Let’s try a different configuration of words, a different viewpoint. Why not regard ourselves with all the power that we truly possess, even the power to create our destiny, including illnesses. I like it that my life is in my hands and not up to some amorphous chaos of events that descends on some and not on others. Life seems incomprehensible and chaotic only if we don’t take in its offerings with gratitude and listen to the messages it provides. If you wish to know this order, you have only to regard every aspect of your life (the lovely and the not so lovely) as bearing important information. If you do this, meaningful patterns will emerge. Once you observe this patterning in your own life it will not be such a stretch to comprehend the same meaningful and orderly constructs surrounding and supporting us. In other words, we look to the microcosm to understand the macrocosm, because they mirror each other.

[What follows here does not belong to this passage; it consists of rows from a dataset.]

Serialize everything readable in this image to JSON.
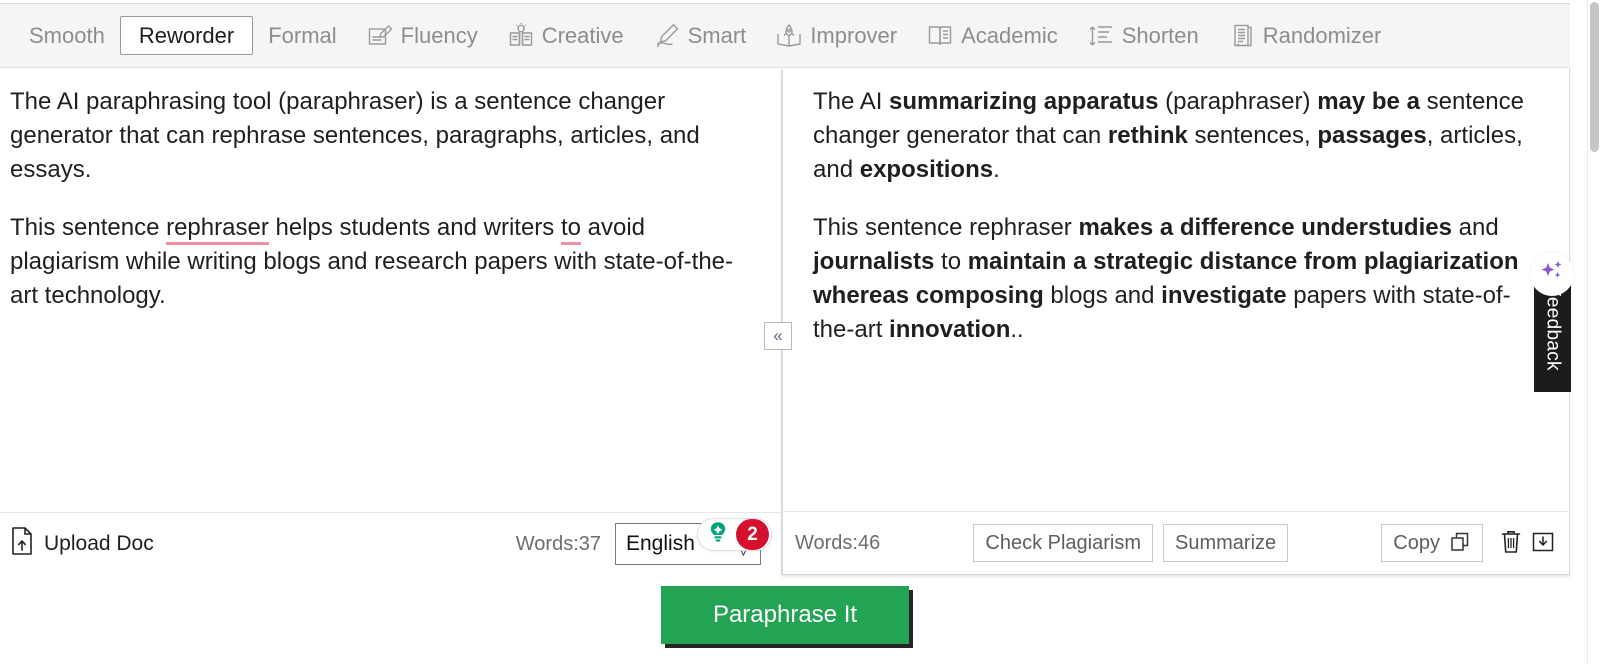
{
  "tabs": [
    {
      "label": "Smooth",
      "icon": "none",
      "active": false
    },
    {
      "label": "Reworder",
      "icon": "none",
      "active": true
    },
    {
      "label": "Formal",
      "icon": "none",
      "active": false
    },
    {
      "label": "Fluency",
      "icon": "document-pen-icon",
      "active": false
    },
    {
      "label": "Creative",
      "icon": "book-bulb-icon",
      "active": false
    },
    {
      "label": "Smart",
      "icon": "pen-hand-icon",
      "active": false
    },
    {
      "label": "Improver",
      "icon": "book-rocket-icon",
      "active": false
    },
    {
      "label": "Academic",
      "icon": "open-book-icon",
      "active": false
    },
    {
      "label": "Shorten",
      "icon": "shorten-lines-icon",
      "active": false
    },
    {
      "label": "Randomizer",
      "icon": "pages-stack-icon",
      "active": false
    }
  ],
  "left_pane": {
    "paragraph_1_parts": [
      {
        "text": "The AI paraphrasing tool (paraphraser) is a sentence changer generator that can rephrase sentences, paragraphs, articles, and essays.",
        "error": false
      }
    ],
    "paragraph_2_parts": [
      {
        "text": "This sentence ",
        "error": false
      },
      {
        "text": "rephraser",
        "error": true
      },
      {
        "text": " helps students and writers ",
        "error": false
      },
      {
        "text": "to",
        "error": true
      },
      {
        "text": " avoid plagiarism while writing blogs and research papers with state-of-the-art technology.",
        "error": false
      }
    ],
    "suggestion_count": "2",
    "upload_label": "Upload Doc",
    "word_count": "Words:37",
    "language": "English"
  },
  "right_pane": {
    "paragraph_1_parts": [
      {
        "text": "The AI ",
        "bold": false
      },
      {
        "text": "summarizing apparatus",
        "bold": true
      },
      {
        "text": " (paraphraser) ",
        "bold": false
      },
      {
        "text": "may be a",
        "bold": true
      },
      {
        "text": " sentence changer generator that can ",
        "bold": false
      },
      {
        "text": "rethink",
        "bold": true
      },
      {
        "text": " sentences, ",
        "bold": false
      },
      {
        "text": "passages",
        "bold": true
      },
      {
        "text": ", articles, and ",
        "bold": false
      },
      {
        "text": "expositions",
        "bold": true
      },
      {
        "text": ".",
        "bold": false
      }
    ],
    "paragraph_2_parts": [
      {
        "text": "This sentence rephraser ",
        "bold": false
      },
      {
        "text": "makes a difference understudies",
        "bold": true
      },
      {
        "text": " and ",
        "bold": false
      },
      {
        "text": "journalists",
        "bold": true
      },
      {
        "text": " to ",
        "bold": false
      },
      {
        "text": "maintain a strategic distance from plagiarization whereas composing",
        "bold": true
      },
      {
        "text": " blogs and ",
        "bold": false
      },
      {
        "text": "investigate",
        "bold": true
      },
      {
        "text": " papers with state-of-the-art ",
        "bold": false
      },
      {
        "text": "innovation",
        "bold": true
      },
      {
        "text": "..",
        "bold": false
      }
    ],
    "word_count": "Words:46",
    "check_plagiarism_label": "Check Plagiarism",
    "summarize_label": "Summarize",
    "copy_label": "Copy"
  },
  "collapse_icon": "«",
  "feedback": {
    "label": "Feedback",
    "icon": "sparkles-icon",
    "accent": "#8b5bd1"
  },
  "cta": {
    "label": "Paraphrase It",
    "color": "#23a455"
  },
  "colors": {
    "error_underline": "#f58ea0",
    "badge_red": "#d50f2e",
    "bulb_green": "#00a57c",
    "tabbar_bg": "#f5f5f5"
  }
}
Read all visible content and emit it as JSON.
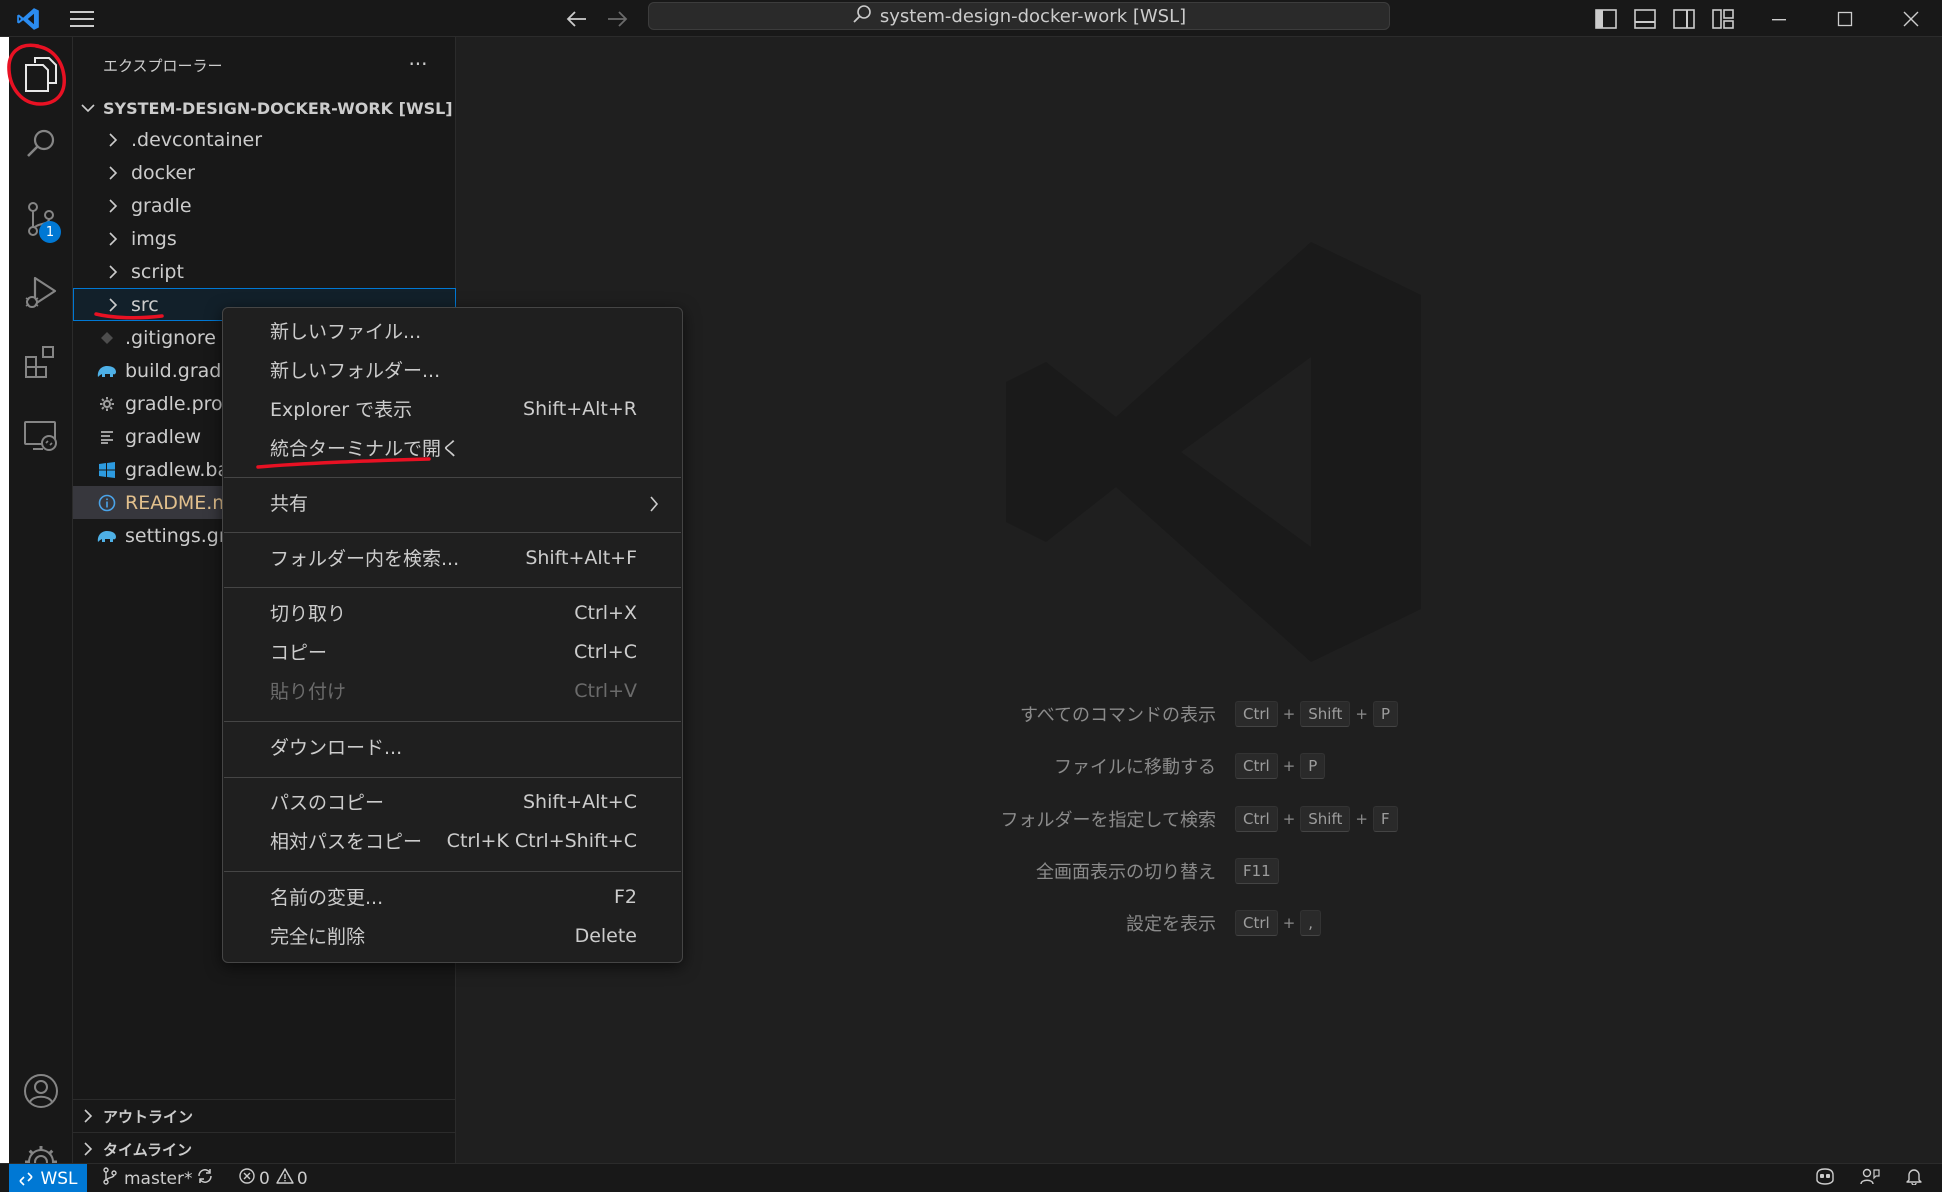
{
  "titlebar": {
    "search_text": "system-design-docker-work [WSL]"
  },
  "activity_bar": {
    "scm_badge": "1"
  },
  "sidebar": {
    "title": "エクスプローラー",
    "more": "···",
    "workspace_title": "SYSTEM-DESIGN-DOCKER-WORK [WSL]",
    "items": [
      {
        "label": ".devcontainer"
      },
      {
        "label": "docker"
      },
      {
        "label": "gradle"
      },
      {
        "label": "imgs"
      },
      {
        "label": "script"
      },
      {
        "label": "src"
      },
      {
        "label": ".gitignore"
      },
      {
        "label": "build.gradle"
      },
      {
        "label": "gradle.properties"
      },
      {
        "label": "gradlew"
      },
      {
        "label": "gradlew.bat"
      },
      {
        "label": "README.md"
      },
      {
        "label": "settings.gradle"
      }
    ],
    "outline_label": "アウトライン",
    "timeline_label": "タイムライン"
  },
  "context_menu": {
    "items": [
      {
        "label": "新しいファイル...",
        "shortcut": ""
      },
      {
        "label": "新しいフォルダー...",
        "shortcut": ""
      },
      {
        "label": "Explorer で表示",
        "shortcut": "Shift+Alt+R"
      },
      {
        "label": "統合ターミナルで開く",
        "shortcut": ""
      },
      {
        "label": "共有",
        "shortcut": ""
      },
      {
        "label": "フォルダー内を検索...",
        "shortcut": "Shift+Alt+F"
      },
      {
        "label": "切り取り",
        "shortcut": "Ctrl+X"
      },
      {
        "label": "コピー",
        "shortcut": "Ctrl+C"
      },
      {
        "label": "貼り付け",
        "shortcut": "Ctrl+V"
      },
      {
        "label": "ダウンロード...",
        "shortcut": ""
      },
      {
        "label": "パスのコピー",
        "shortcut": "Shift+Alt+C"
      },
      {
        "label": "相対パスをコピー",
        "shortcut": "Ctrl+K Ctrl+Shift+C"
      },
      {
        "label": "名前の変更...",
        "shortcut": "F2"
      },
      {
        "label": "完全に削除",
        "shortcut": "Delete"
      }
    ]
  },
  "editor": {
    "shortcuts": [
      {
        "label": "すべてのコマンドの表示",
        "keys": [
          "Ctrl",
          "Shift",
          "P"
        ]
      },
      {
        "label": "ファイルに移動する",
        "keys": [
          "Ctrl",
          "P"
        ]
      },
      {
        "label": "フォルダーを指定して検索",
        "keys": [
          "Ctrl",
          "Shift",
          "F"
        ]
      },
      {
        "label": "全画面表示の切り替え",
        "keys": [
          "F11"
        ]
      },
      {
        "label": "設定を表示",
        "keys": [
          "Ctrl",
          ","
        ]
      }
    ],
    "plus": "+"
  },
  "statusbar": {
    "remote": "WSL",
    "branch": "master*",
    "errors": "0",
    "warnings": "0"
  },
  "colors": {
    "accent": "#0078d4",
    "annotation": "#e81123",
    "modified": "#e2c08d"
  }
}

Our illnesses are a part of this order. They are one of the primary mediums through which our purposes become known to us. And we are intimately involved with them. They are not foreign invaders, but expressions of our own needs. To get in touch with this, feel your own pain the next time it arises. Ask yourself if your stomachache is some unfathomable phenomenon that was floating around in space looking for a place to deposit itself and just happened to find you. The cause of a stomachache is often obvious, and it is fruitful and productive to learn why and when you get them. The same is no less true of heart disease, cancer, depression, headache, autoimmune disease, or accidents. And you are the one uniquely suited to make this discovery.
If we believe things “just happen,” then there is no possibility of anything making sense. We are then left weak and angry, and with an attitude to match. The word “luck” betrays a misunderstanding of how events occur. We shake our heads at our own good and bad luck and that of others, yet we are and have always been in the driver’s seat. We just haven’t yet grabbed the steering wheel!
Our misconstruing of the workings of the world is what leads us to blame others for our problems. It eases our mind, eases our frustration, eases our pain, to have a place to relinquish our uncertainties. But if we are only able to feel good about ourselves and our circumstances at the expense of someone else, we are setting ourselves up for more pain.
I do not accept the notion that luck is behind who gets what, nor do I think it is helpful to say that I am to blame for my condition; rather, that my condition is the natural outcome of not being fully present in some circumstance when I have been called to do so. When we don’t take responsibility for what has arrived at our door and instead blame others, the universe will find a way to reveal to us (sooner or later) that we are wrong. If we learn the lessons given to us the first time around, then we can grow into new and more fulfilling experiences rather than endlessly repeating the same old ones. Meanwhile, pain is our greatest ally. Pain forces us to delve below the surface of our lives, where we seldom look. It’s here that events are forming in response to our thinking and attitudes. At some point in time these events will surface in our lives. We have the ability to comprehend how this process works; in fact, it’s imperative that we do so. Otherwise, we will continue to be perplexed when something difficult arises, lost in the apparent incomprehensibility of the very life we have participated in creating.
It’s not so much that we are trying to get rid of adversities but to change our relationship to them in such a way that we grow beyond them. When we understand why they are in our lives they may still be there, but not larger than we are. And then we will find better words and metaphors to describe our pain.